If you have received no barcode number's after submitting the applications then they have not went through. If not then you will need to go to the post office and get a form from their.

Thank you.
Customer service e-mail team

Friday, 3 February 2012

Wealth redistribution - Bristol style

Every time council officers need to explain what green spaces are being considered for sale, whoever carefully tabulates the data must take a holiday. The result is jumbled lists like this that won't mean much to anyone other than dedicated openspacewatchers.  And, maybe, watchful developers.

Crow Lane Open Space; Arnal Drive open space; Land at rear of Merrimans Drive; Muller Rd Rec / Downend Park Farm; Arnal Drive open space (north); Longcross Woodland; Lockleaze Open Space; Elderberry Walk; Moorend Gardens; Portway Tip (Daisy field); Plummers Hill open space; Moorgrove; Small land, Snowdon road open space; Sturminster Close; Napier Square Park; Bracey Drive open space; Gill Avenue; Sherrin Way (Billand Close); North Valley Walk; Delebare Avenue; Huntingham Road/ Keble Avenue (Four Acres?); South Valley Walk; Tranmere Road; Willmott Park North , Hartcliffe; Cook Street Open Space; Terrell Gardens; Willmott Park South, Hartcliffe; Withywood Park (Paybridge Rd); Fonthill Park; Ladman Road and Bus Terminus; Henacre Open Space; Belroyal Avenue; Gillebank Close; Broomhill Road/Emery Road; Furber Road; Ladman Road and Bagnell Road; Brentry Hill; Gladstone Street; Maple Close; Hazelbury Road Open Space; Trym valley; Duchess Way O/S; Bath Road (3 Lamps) Burnbush Close; Broomhill Park; Craydon Road Triangle, Stockwood; Bonville Rd Open Space; Allison Avenue; Newbridge Road, Open Space; Dovercourt Road Open Space; Salcombe Road.

That's the list as approved by Cabinet last month.  Barely comprehensible.

So, for clarity, here's a map - and a reshuffled list - showing which Neighbourhood Partnerships are being told to decide which of their green spaces to sell - and how many are on the hit-list in each.   Where there's no number, of course, there's nothing to be sold.

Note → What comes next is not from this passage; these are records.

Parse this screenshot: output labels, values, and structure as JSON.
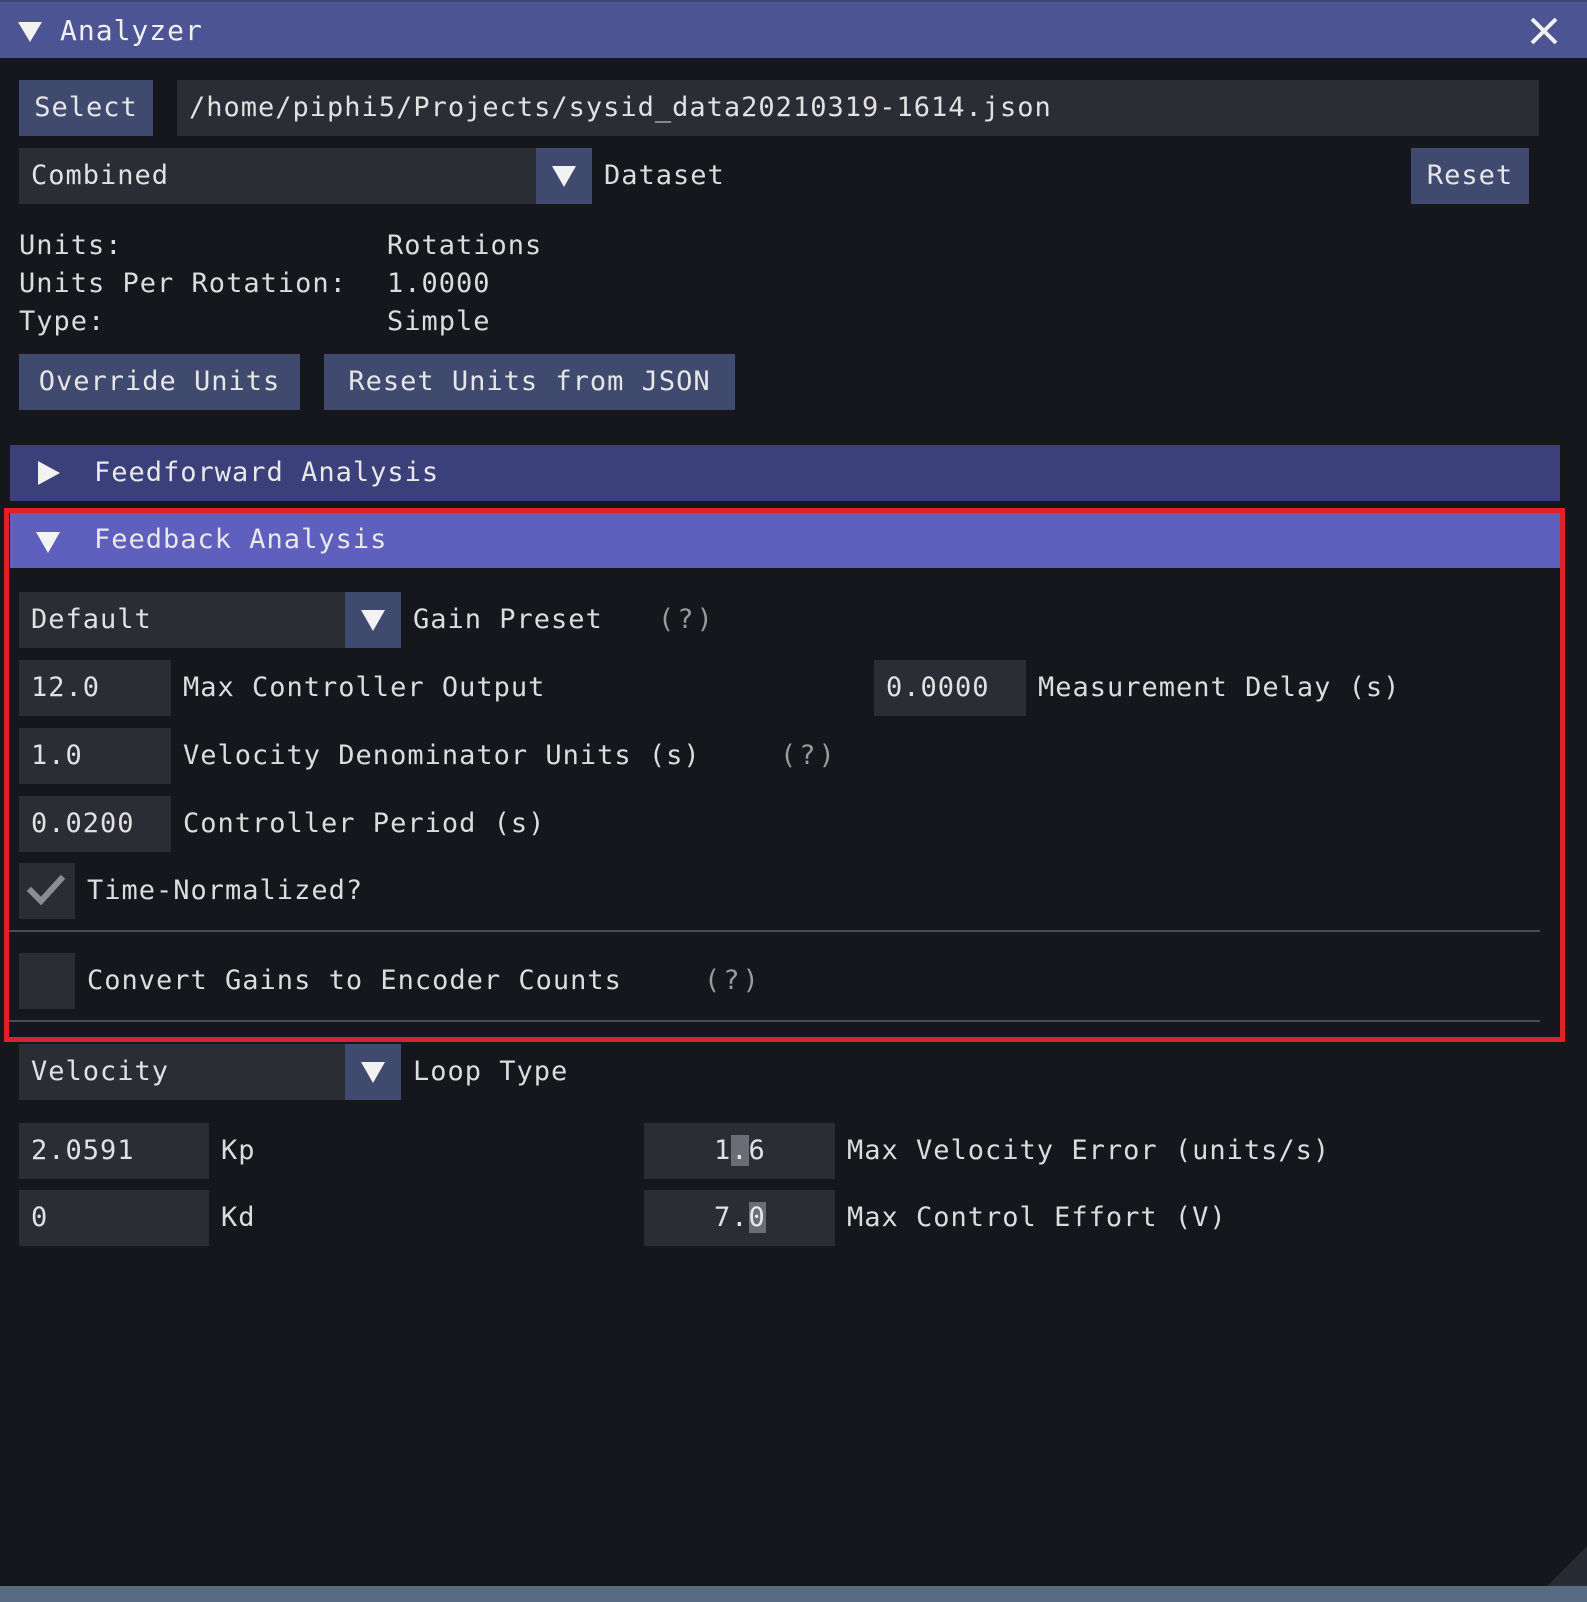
{
  "window": {
    "title": "Analyzer"
  },
  "file": {
    "select_label": "Select",
    "path": "/home/piphi5/Projects/sysid_data20210319-1614.json"
  },
  "dataset": {
    "selected": "Combined",
    "label": "Dataset",
    "reset_label": "Reset"
  },
  "info": {
    "units_label": "Units:",
    "units_value": "Rotations",
    "upr_label": "Units Per Rotation:",
    "upr_value": "1.0000",
    "type_label": "Type:",
    "type_value": "Simple"
  },
  "unit_buttons": {
    "override": "Override Units",
    "reset_json": "Reset Units from JSON"
  },
  "feedforward": {
    "title": "Feedforward Analysis"
  },
  "feedback": {
    "title": "Feedback Analysis",
    "gain_preset": {
      "selected": "Default",
      "label": "Gain Preset",
      "help": "(?)"
    },
    "max_output": {
      "value": "12.0",
      "label": "Max Controller Output"
    },
    "measurement_delay": {
      "value": "0.0000",
      "label": "Measurement Delay (s)"
    },
    "velocity_denominator": {
      "value": "1.0",
      "label": "Velocity Denominator Units (s)",
      "help": "(?)"
    },
    "controller_period": {
      "value": "0.0200",
      "label": "Controller Period (s)"
    },
    "time_normalized": {
      "label": "Time-Normalized?",
      "checked": true
    },
    "convert_gains": {
      "label": "Convert Gains to Encoder Counts",
      "help": "(?)",
      "checked": false
    }
  },
  "loop": {
    "selected": "Velocity",
    "label": "Loop Type"
  },
  "gains": {
    "kp_value": "2.0591",
    "kp_label": "Kp",
    "kd_value": "0",
    "kd_label": "Kd"
  },
  "lqr": {
    "max_vel_error_pre": "1",
    "max_vel_error_cursor": ".",
    "max_vel_error_post": "6",
    "max_vel_error_label": "Max Velocity Error (units/s)",
    "max_effort_pre": "7.",
    "max_effort_cursor": "0",
    "max_effort_label": "Max Control Effort (V)"
  },
  "colors": {
    "titlebar": "#4d5494",
    "header_collapsed": "#3b3f7a",
    "header_active": "#5f5fbd",
    "button": "#3f4a6e",
    "field": "#2a2d33",
    "window_bg": "#15171c",
    "highlight": "#e0202b"
  },
  "icons": {
    "collapse": "triangle-down",
    "expand": "triangle-right",
    "close": "x-mark",
    "check": "checkmark"
  }
}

The whole unsustainable strategy of financing the parks by selling parkland was based on the illusion that this would be 'fair', helping all parts of Bristol achieve a common standard of access to parkland amenities.  Wealth redistribution in action - a rare thing from any Con-Dem administration.   But the map shows that with the parks, a loss of assets in poorer parts of the city will provide more in the wealthier wards. (OK, it's a generalisation, but it's broadly true).

That's what the outer Neighbourhood Partnerships are being asked to approve.  And the more they sell, the more open space they lose, and the more receipts go into the central pot. 

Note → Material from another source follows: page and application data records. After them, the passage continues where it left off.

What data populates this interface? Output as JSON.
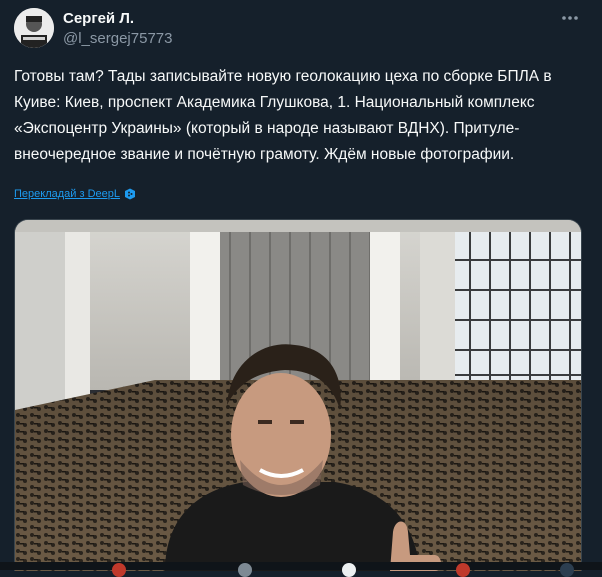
{
  "author": {
    "name": "Сергей Л.",
    "handle": "@l_sergej75773"
  },
  "tweet": {
    "text": "Готовы там? Тады записывайте новую геолокацию цеха по сборке БПЛА в Куиве: Киев, проспект Академика Глушкова, 1. Национальный комплекс «Экспоцентр Украины» (который в народе называют ВДНХ). Притуле-внеочередное звание и почётную грамоту. Ждём новые фотографии.",
    "translate_label": "Перекладай з DeepL"
  },
  "icons": {
    "more": "more-icon",
    "deepl": "deepl-icon",
    "avatar": "avatar"
  },
  "colors": {
    "background": "#15202b",
    "link": "#1d9bf0",
    "secondary_text": "#8b98a5"
  }
}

Here's the full list, by NP

Avonmouth & Kingsweston (NP01)
Land at rear of Merrimans Drive
Longcross Woodland
Moorend Gardens
Portway Tip (Daisyfield)
Napier Square Park
Cook Street Open Space
Henacre Open Space

Henbury & Southmead (NP02)
Crow Lane Open Space
Arnal Drive Open Space
Arnal Drive Open Space North
Elderberry Walk
Brentry Hill
Tranmere Road
Fonthill Park
Trym Valley

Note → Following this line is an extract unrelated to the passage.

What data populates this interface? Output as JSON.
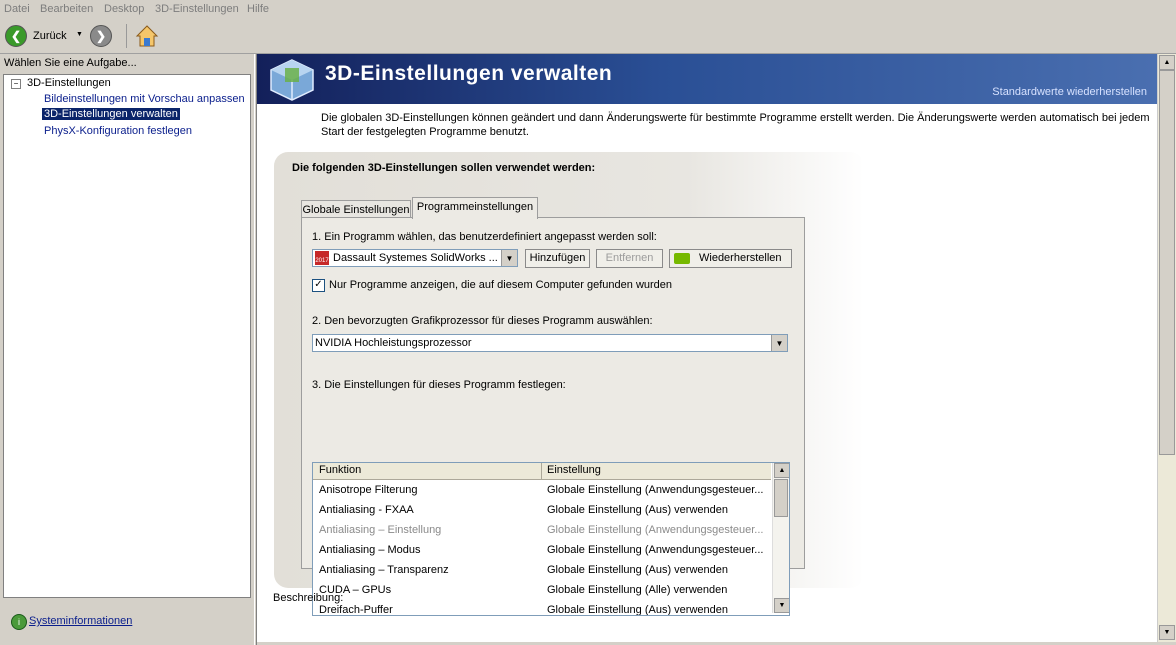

Horfield & Lockleaze (NP04)
Muller Road Rec/Downend Park Farm
Lockleaze Open Space
Dovercourt Road Open Space

Greater Fishponds Area - Eastville, Hillfields & Frome Vale (NP05)
Small land, Snowdon Road Open Space
Bracey Drive Open Space
Gill Avenue
Delebare Avenue
Duchess Road Open Space

St George East & West (NP09)
Plummers Hill Open Space
Terrell Gardens
Furber Road
Gladstone Street

Filwood, Knowle & Windmill Hill (NP11)
Bath Road (3 Lamps)
Salcombe Road

Brislington Community Partnership (NP12)
Broomhill Road/Emery Road
Newbridge Road Open Space
Belroyal Avenue
Bonville Road Open Space
Broomhill Park
Allison Avenue

Dundry View - Bishopsworth, Hartcliffe & Whitchurch Park (NP13)
Sherrin Way (Billand Close)
North Valley Walk
South Valley Walk
Huntingham Road/Keble Avenue (Four Acres?)
Withywood Park (Paybridge Road)
Willmott Park North
Willmott Park South

Hengrove & Stockwood (NP14)
Sturminster Close
Hazelbury Road Open Space
Craydon Road Triangle
Burnbush Close
Ladman Road Bus Terminus
Gillebank Close
Ladman Road/Bagnall Road
Maple Close

There's more about each site among the draft  Area Green Space Plans  and (most of them) in this FoI disclosure